Task statement: Examine the data line by line and report how many lines include the word "name", with no additional output.

Supplied material:
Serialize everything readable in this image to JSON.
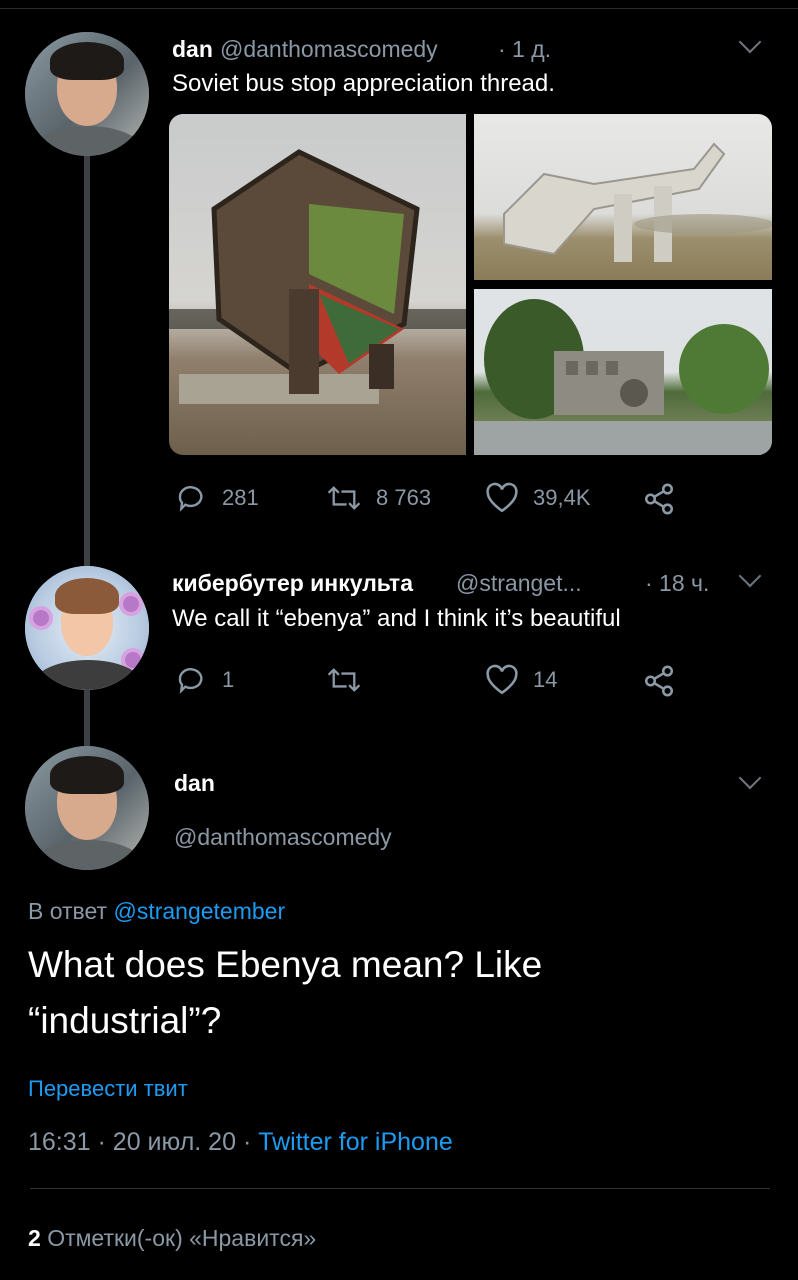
{
  "tweet1": {
    "name": "dan",
    "handle": "@danthomascomedy",
    "time": "· 1 д.",
    "text": "Soviet bus stop appreciation thread.",
    "stats": {
      "replies": "281",
      "retweets": "8 763",
      "likes": "39,4K"
    }
  },
  "tweet2": {
    "name": "кибербутер инкульта",
    "handle": "@stranget...",
    "time": "· 18 ч.",
    "text": "We call it “ebenya” and I think it’s beautiful",
    "stats": {
      "replies": "1",
      "likes": "14"
    }
  },
  "main": {
    "name": "dan",
    "handle": "@danthomascomedy",
    "reply_prefix": "В ответ",
    "reply_to": "@strangetember",
    "text_line1": "What does Ebenya mean? Like",
    "text_line2": "“industrial”?",
    "translate": "Перевести твит",
    "time": "16:31",
    "date": "· 20 июл. 20 ·",
    "source": "Twitter for iPhone",
    "likes_count": "2",
    "likes_label": "Отметки(-ок) «Нравится»"
  },
  "icons": {
    "reply": "reply-icon",
    "retweet": "retweet-icon",
    "like": "heart-icon",
    "share": "share-icon",
    "more": "chevron-down-icon"
  },
  "colors": {
    "accent": "#1d9bf0",
    "muted": "#8b98a5",
    "background": "#000000"
  }
}
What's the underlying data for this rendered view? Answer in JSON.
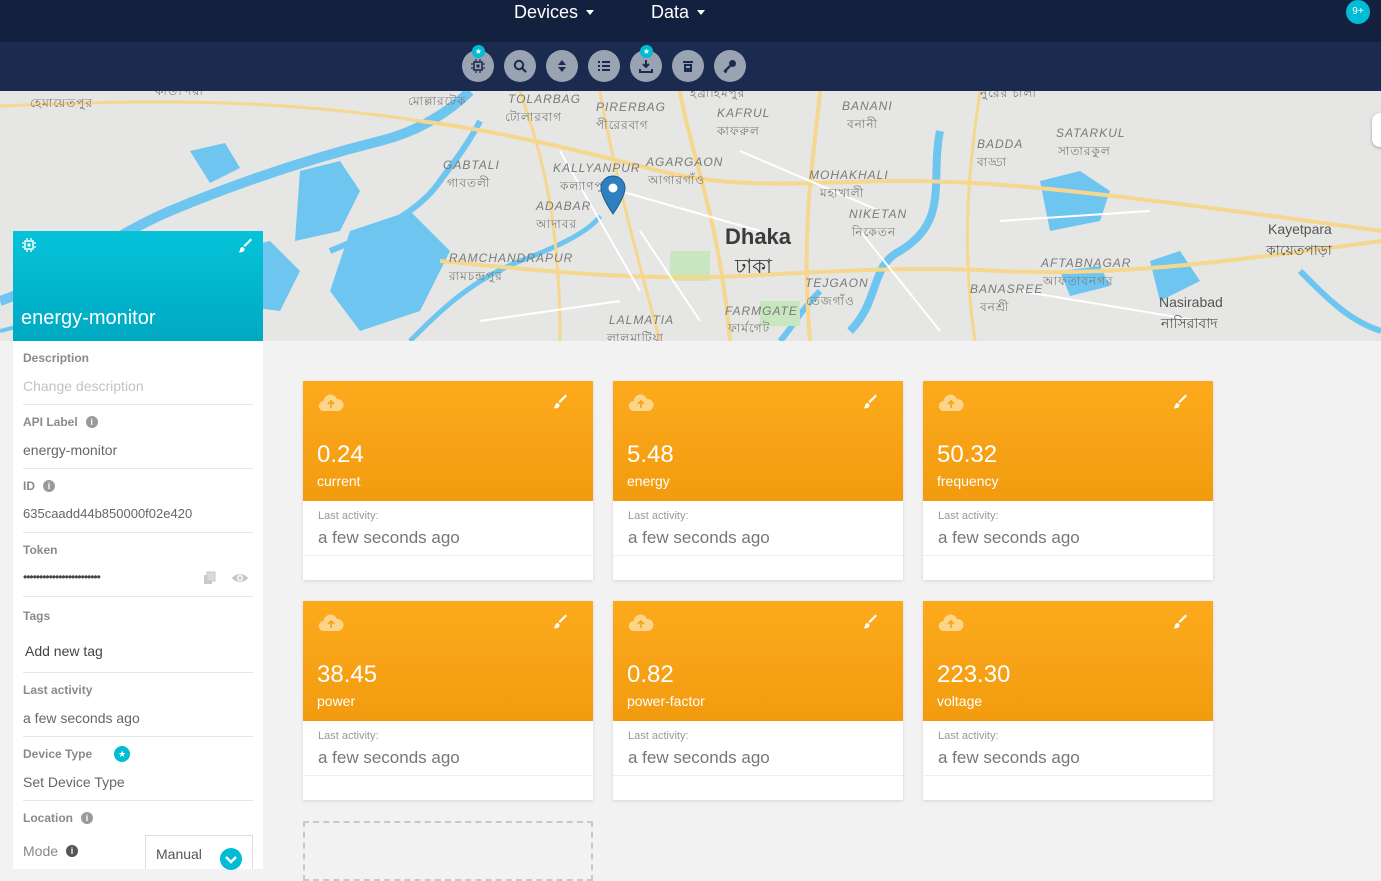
{
  "nav": {
    "devices": "Devices",
    "data": "Data",
    "notifications": "9+"
  },
  "toolbar": {
    "buttons": [
      "chip-icon",
      "search-icon",
      "sort-icon",
      "list-icon",
      "download-icon",
      "trash-icon",
      "key-icon"
    ]
  },
  "map": {
    "labels": {
      "hemayetpur": "হেমায়েতপুর",
      "top_left": "কাউন্দিয়া",
      "mollartek": "মোল্লারটেক",
      "tolarbag": "TOLARBAG",
      "tolarbag_bn": "টোলারবাগ",
      "pirerbag": "PIRERBAG",
      "pirerbag_bn": "পীরেরবাগ",
      "ibrahimpur": "ইব্রাহিমপুর",
      "kafrul": "KAFRUL",
      "kafrul_bn": "কাফরুল",
      "banani": "BANANI",
      "banani_bn": "বনানী",
      "nurer_chala": "নুরের চালা",
      "badda": "BADDA",
      "badda_bn": "বাড্ডা",
      "satarkul": "SATARKUL",
      "satarkul_bn": "সাতারকুল",
      "gabtali": "GABTALI",
      "gabtali_bn": "গাবতলী",
      "kallyanpur": "KALLYANPUR",
      "kallyanpur_bn": "কল্যাণপুর",
      "agargaon": "AGARGAON",
      "agargaon_bn": "আগারগাঁও",
      "mohakhali": "MOHAKHALI",
      "mohakhali_bn": "মহাখালী",
      "adabar": "ADABAR",
      "adabar_bn": "আদাবর",
      "niketan": "NIKETAN",
      "niketan_bn": "নিকেতন",
      "dhaka": "Dhaka",
      "dhaka_bn": "ঢাকা",
      "kayetpara": "Kayetpara",
      "kayetpara_bn": "কায়েতপাড়া",
      "ramchandrapur": "RAMCHANDRAPUR",
      "ramchandrapur_bn": "রামচন্দ্রপুর",
      "aftabnagar": "AFTABNAGAR",
      "aftabnagar_bn": "আফতাবনগর",
      "tejgaon": "TEJGAON",
      "tejgaon_bn": "তেজগাঁও",
      "banasree": "BANASREE",
      "banasree_bn": "বনশ্রী",
      "nasirabad": "Nasirabad",
      "nasirabad_bn": "নাসিরাবাদ",
      "farmgate": "FARMGATE",
      "farmgate_bn": "ফার্মগেট",
      "lalmatia": "LALMATIA",
      "lalmatia_bn": "লালমাটিয়া"
    }
  },
  "device": {
    "name": "energy-monitor",
    "description_label": "Description",
    "description_placeholder": "Change description",
    "api_label_label": "API Label",
    "api_label_value": "energy-monitor",
    "id_label": "ID",
    "id_value": "635caadd44b850000f02e420",
    "token_label": "Token",
    "token_value": "••••••••••••••••••••••••",
    "tags_label": "Tags",
    "tags_placeholder": "Add new tag",
    "last_activity_label": "Last activity",
    "last_activity_value": "a few seconds ago",
    "device_type_label": "Device Type",
    "device_type_placeholder": "Set Device Type",
    "location_label": "Location",
    "mode_label": "Mode",
    "mode_value": "Manual"
  },
  "variables": [
    {
      "value": "0.24",
      "name": "current",
      "last_activity_label": "Last activity:",
      "last_activity": "a few seconds ago"
    },
    {
      "value": "5.48",
      "name": "energy",
      "last_activity_label": "Last activity:",
      "last_activity": "a few seconds ago"
    },
    {
      "value": "50.32",
      "name": "frequency",
      "last_activity_label": "Last activity:",
      "last_activity": "a few seconds ago"
    },
    {
      "value": "38.45",
      "name": "power",
      "last_activity_label": "Last activity:",
      "last_activity": "a few seconds ago"
    },
    {
      "value": "0.82",
      "name": "power-factor",
      "last_activity_label": "Last activity:",
      "last_activity": "a few seconds ago"
    },
    {
      "value": "223.30",
      "name": "voltage",
      "last_activity_label": "Last activity:",
      "last_activity": "a few seconds ago"
    }
  ],
  "colors": {
    "topbar": "#13213f",
    "toolbar": "#1b2b4f",
    "accent": "#00bcd4",
    "variable_card": "#f7a216"
  }
}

Your solution: 10